• **AIM OF THE EXERCISE**
For each line of the data below that contains "Exit", return that line.

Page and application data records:
::::
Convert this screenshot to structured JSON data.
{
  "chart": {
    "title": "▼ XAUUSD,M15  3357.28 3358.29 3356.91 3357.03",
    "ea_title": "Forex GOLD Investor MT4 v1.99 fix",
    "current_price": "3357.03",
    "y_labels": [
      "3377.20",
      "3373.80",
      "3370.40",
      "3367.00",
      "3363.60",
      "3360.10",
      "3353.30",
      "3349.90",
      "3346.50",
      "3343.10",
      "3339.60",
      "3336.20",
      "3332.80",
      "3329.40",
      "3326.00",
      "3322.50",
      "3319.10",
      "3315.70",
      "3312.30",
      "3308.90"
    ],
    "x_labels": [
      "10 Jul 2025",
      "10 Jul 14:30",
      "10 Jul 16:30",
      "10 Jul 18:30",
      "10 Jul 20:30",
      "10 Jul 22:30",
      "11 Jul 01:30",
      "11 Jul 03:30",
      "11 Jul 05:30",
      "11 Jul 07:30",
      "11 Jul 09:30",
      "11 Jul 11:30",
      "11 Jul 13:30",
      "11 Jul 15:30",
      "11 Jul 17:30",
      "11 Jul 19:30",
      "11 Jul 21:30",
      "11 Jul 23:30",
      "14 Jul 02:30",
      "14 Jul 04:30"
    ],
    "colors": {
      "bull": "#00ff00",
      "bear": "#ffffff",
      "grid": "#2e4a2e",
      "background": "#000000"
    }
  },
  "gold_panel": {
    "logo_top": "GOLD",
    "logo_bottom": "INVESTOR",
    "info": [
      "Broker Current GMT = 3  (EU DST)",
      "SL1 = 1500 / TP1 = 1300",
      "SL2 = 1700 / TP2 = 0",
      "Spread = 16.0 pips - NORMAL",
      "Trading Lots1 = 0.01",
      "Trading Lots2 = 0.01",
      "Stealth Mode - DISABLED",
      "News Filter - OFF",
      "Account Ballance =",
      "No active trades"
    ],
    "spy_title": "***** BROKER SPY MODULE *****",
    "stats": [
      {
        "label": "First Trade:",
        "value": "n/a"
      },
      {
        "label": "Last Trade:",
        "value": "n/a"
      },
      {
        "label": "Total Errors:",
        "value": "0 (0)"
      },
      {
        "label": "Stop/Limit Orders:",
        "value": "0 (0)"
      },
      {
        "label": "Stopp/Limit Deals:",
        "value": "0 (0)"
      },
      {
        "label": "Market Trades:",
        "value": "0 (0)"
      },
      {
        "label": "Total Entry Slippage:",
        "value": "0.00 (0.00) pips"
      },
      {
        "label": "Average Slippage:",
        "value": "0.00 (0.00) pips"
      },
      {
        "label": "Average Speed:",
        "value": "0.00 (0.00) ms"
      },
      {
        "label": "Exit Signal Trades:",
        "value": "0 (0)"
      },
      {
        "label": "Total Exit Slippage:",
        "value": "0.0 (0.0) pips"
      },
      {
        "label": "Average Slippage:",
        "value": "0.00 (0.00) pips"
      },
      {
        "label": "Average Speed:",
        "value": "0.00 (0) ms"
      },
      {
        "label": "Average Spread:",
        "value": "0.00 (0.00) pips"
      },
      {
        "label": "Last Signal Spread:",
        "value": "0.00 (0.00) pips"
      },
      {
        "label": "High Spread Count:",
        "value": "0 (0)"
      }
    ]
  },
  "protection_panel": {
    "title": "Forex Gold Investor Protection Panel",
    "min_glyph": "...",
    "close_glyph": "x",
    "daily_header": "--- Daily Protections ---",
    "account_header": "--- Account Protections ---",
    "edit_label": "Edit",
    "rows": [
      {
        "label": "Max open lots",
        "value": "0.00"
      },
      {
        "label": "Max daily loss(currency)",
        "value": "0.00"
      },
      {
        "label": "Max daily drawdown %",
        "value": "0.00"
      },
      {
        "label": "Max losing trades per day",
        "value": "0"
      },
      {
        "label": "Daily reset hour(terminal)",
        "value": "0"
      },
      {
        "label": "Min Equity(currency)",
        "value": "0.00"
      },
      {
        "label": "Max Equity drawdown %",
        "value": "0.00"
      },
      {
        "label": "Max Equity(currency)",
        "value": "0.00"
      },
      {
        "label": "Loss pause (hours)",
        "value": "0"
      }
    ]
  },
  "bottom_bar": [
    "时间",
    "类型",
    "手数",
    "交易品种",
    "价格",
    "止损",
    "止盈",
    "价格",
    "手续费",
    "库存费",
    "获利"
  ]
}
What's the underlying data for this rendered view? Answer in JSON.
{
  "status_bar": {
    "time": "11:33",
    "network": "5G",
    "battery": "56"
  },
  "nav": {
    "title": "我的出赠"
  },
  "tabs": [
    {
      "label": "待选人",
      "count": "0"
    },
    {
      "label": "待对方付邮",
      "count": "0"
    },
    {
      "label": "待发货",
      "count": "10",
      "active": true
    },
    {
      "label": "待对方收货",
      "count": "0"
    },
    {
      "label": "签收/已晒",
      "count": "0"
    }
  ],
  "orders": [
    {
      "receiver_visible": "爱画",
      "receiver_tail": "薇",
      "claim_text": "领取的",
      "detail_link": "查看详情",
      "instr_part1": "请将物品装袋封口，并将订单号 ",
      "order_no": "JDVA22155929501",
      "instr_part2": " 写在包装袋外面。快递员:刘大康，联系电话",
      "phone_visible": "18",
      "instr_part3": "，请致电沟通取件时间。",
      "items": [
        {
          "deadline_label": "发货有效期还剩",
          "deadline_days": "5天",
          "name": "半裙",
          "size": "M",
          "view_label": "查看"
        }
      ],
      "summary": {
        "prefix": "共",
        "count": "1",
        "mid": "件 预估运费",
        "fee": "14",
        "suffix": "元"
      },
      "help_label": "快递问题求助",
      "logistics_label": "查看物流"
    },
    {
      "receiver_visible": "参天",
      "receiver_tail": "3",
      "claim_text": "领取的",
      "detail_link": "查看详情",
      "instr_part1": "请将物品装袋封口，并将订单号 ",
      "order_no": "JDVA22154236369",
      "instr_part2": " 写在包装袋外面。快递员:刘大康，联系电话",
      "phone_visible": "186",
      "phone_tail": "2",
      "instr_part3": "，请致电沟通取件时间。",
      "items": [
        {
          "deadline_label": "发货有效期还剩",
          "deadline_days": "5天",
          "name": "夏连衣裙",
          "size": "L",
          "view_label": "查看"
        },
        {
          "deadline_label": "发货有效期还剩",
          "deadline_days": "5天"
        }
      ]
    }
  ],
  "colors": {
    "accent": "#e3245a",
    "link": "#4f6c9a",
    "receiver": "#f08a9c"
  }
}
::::
• **EXPECTED OUTPUT**
        "label": "Exit Signal Trades:",
        "label": "Total Exit Slippage:",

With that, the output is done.